:: Material for the task ::

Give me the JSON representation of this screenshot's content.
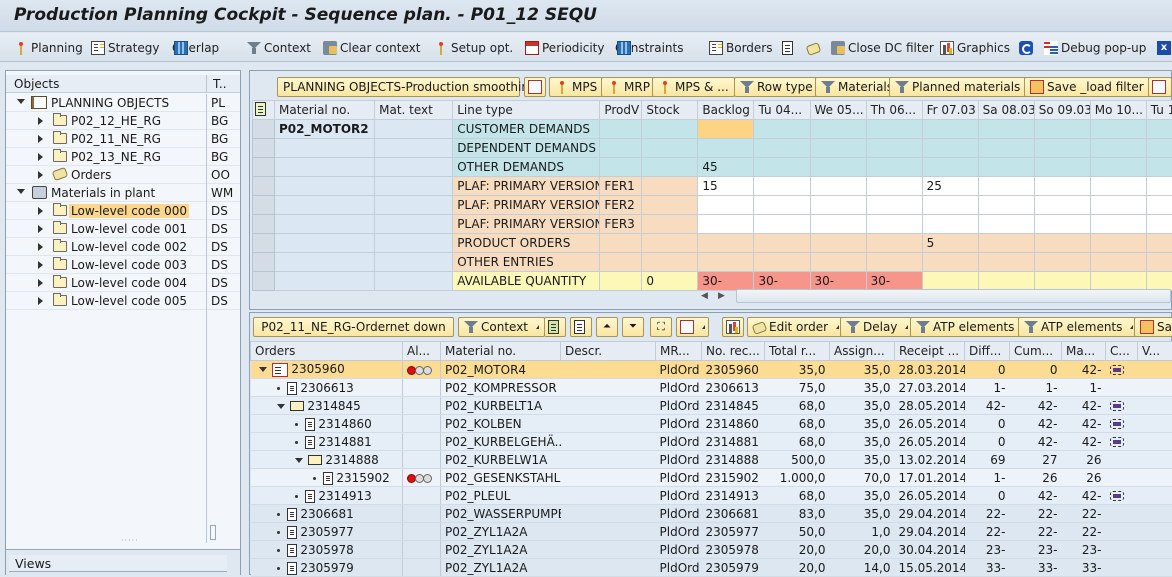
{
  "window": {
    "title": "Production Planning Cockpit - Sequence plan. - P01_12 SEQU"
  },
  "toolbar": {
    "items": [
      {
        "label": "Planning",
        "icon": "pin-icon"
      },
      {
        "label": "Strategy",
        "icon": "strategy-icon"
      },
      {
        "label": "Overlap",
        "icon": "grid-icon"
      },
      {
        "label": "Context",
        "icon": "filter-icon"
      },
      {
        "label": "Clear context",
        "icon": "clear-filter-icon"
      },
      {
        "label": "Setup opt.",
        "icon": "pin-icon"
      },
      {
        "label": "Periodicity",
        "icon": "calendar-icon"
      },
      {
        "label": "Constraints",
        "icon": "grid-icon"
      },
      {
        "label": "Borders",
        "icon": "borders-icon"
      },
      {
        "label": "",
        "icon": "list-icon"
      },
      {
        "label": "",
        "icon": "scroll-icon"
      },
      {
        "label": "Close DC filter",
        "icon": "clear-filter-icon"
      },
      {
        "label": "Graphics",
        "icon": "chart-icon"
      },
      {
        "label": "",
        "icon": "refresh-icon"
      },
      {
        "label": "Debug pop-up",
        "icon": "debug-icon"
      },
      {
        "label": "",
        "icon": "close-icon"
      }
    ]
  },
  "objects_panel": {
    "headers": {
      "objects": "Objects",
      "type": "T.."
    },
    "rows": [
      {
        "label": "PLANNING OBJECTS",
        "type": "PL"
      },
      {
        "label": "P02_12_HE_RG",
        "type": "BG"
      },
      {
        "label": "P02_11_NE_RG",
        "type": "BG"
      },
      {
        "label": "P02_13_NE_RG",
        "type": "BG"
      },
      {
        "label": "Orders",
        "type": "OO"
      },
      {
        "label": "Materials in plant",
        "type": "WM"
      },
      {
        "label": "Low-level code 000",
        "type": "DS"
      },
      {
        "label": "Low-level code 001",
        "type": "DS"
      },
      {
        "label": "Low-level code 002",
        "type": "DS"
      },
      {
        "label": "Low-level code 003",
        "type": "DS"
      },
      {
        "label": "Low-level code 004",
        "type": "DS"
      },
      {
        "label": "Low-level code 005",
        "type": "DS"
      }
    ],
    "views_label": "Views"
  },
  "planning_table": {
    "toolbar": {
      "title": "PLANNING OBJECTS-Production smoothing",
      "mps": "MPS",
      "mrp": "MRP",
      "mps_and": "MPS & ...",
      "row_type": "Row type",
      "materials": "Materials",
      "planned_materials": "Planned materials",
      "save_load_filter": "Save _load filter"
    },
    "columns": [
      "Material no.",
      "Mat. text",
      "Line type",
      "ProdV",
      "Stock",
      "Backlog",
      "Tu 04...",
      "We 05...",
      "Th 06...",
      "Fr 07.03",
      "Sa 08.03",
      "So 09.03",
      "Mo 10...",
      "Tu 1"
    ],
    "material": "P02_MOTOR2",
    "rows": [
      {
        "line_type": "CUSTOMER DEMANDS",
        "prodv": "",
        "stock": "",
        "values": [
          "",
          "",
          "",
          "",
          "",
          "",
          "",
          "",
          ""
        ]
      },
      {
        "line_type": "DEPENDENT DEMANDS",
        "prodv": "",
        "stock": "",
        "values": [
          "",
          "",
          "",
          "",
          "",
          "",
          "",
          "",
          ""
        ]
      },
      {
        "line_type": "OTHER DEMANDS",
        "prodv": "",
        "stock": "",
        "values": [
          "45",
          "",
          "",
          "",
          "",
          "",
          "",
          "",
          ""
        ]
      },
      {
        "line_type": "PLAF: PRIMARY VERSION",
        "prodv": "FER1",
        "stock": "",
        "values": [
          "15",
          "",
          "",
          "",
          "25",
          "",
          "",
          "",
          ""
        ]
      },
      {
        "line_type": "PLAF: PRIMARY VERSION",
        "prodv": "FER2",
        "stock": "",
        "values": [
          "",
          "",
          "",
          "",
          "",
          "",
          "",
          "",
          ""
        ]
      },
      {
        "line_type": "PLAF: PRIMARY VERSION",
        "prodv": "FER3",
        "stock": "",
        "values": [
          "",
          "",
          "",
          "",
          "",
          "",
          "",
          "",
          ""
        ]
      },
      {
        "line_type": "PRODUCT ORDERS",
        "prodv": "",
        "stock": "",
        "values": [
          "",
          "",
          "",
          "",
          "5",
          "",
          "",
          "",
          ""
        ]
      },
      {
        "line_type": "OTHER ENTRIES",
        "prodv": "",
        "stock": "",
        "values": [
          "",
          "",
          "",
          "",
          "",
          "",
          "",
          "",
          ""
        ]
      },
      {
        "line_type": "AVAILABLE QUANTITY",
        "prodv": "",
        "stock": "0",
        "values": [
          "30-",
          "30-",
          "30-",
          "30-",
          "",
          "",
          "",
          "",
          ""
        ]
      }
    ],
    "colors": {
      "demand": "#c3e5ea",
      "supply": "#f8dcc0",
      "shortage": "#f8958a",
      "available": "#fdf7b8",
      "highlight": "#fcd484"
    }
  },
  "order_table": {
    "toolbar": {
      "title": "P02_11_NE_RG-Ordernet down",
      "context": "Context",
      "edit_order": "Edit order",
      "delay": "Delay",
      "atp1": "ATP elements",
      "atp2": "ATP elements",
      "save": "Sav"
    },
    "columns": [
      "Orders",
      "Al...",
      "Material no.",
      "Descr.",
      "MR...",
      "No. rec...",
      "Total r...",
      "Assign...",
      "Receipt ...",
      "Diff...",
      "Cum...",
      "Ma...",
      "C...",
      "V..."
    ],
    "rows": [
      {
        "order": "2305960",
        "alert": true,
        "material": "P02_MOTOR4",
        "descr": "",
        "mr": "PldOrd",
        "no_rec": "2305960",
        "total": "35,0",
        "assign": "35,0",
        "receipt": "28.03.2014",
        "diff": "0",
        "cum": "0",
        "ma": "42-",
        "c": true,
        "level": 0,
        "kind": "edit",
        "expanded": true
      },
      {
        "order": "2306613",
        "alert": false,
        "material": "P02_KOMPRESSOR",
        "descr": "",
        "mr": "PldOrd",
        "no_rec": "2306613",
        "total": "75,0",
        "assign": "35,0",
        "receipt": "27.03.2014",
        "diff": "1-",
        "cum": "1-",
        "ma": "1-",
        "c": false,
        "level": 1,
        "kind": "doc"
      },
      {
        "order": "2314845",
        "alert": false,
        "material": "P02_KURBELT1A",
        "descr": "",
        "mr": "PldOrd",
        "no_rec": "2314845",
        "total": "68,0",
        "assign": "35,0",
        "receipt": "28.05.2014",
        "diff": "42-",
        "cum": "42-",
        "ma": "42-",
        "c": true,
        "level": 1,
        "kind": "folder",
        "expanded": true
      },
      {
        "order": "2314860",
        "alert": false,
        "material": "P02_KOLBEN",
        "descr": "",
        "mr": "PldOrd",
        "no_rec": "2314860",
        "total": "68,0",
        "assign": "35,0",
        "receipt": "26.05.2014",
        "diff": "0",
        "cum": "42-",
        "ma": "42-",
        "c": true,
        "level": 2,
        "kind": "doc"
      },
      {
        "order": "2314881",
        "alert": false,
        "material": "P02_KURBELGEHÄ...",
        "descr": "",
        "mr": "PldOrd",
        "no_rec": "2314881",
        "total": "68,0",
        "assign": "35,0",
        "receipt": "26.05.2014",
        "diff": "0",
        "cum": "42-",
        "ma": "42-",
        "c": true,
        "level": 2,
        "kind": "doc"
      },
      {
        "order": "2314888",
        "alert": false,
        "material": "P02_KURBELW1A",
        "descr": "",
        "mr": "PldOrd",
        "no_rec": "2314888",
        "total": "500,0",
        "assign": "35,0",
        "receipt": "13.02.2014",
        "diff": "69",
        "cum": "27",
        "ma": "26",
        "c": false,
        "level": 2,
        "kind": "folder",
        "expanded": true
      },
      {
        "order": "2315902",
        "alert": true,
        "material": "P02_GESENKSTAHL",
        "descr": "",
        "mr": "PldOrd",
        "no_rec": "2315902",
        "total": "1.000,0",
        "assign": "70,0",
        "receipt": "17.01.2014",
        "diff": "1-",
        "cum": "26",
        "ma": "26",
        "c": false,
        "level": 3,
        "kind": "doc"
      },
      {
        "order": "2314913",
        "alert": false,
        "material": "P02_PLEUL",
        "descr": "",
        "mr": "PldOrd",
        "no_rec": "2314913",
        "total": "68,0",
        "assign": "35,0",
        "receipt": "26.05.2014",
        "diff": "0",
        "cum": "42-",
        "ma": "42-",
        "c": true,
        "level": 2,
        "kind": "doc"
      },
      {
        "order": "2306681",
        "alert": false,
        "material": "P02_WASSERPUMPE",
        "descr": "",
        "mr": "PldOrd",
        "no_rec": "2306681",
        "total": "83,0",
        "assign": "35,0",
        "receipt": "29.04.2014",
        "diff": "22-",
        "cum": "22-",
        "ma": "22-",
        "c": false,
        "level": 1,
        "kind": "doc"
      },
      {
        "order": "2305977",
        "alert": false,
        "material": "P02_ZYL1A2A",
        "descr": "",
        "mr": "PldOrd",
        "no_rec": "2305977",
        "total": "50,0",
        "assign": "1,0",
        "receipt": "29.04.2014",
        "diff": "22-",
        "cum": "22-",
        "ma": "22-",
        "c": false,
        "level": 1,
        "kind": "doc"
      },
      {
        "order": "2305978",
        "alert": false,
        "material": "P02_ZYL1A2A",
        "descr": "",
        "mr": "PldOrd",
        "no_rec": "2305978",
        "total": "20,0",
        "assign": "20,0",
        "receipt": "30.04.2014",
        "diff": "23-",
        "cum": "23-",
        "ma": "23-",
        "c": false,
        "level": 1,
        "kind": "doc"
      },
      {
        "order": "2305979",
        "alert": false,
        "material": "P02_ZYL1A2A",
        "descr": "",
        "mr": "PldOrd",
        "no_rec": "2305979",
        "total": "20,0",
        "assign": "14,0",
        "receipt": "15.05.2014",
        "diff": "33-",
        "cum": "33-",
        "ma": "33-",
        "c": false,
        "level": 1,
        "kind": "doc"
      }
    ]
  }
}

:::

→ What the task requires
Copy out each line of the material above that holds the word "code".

→ Expected answer
        "label": "Low-level code 000",
        "label": "Low-level code 001",
        "label": "Low-level code 002",
        "label": "Low-level code 003",
        "label": "Low-level code 004",
        "label": "Low-level code 005",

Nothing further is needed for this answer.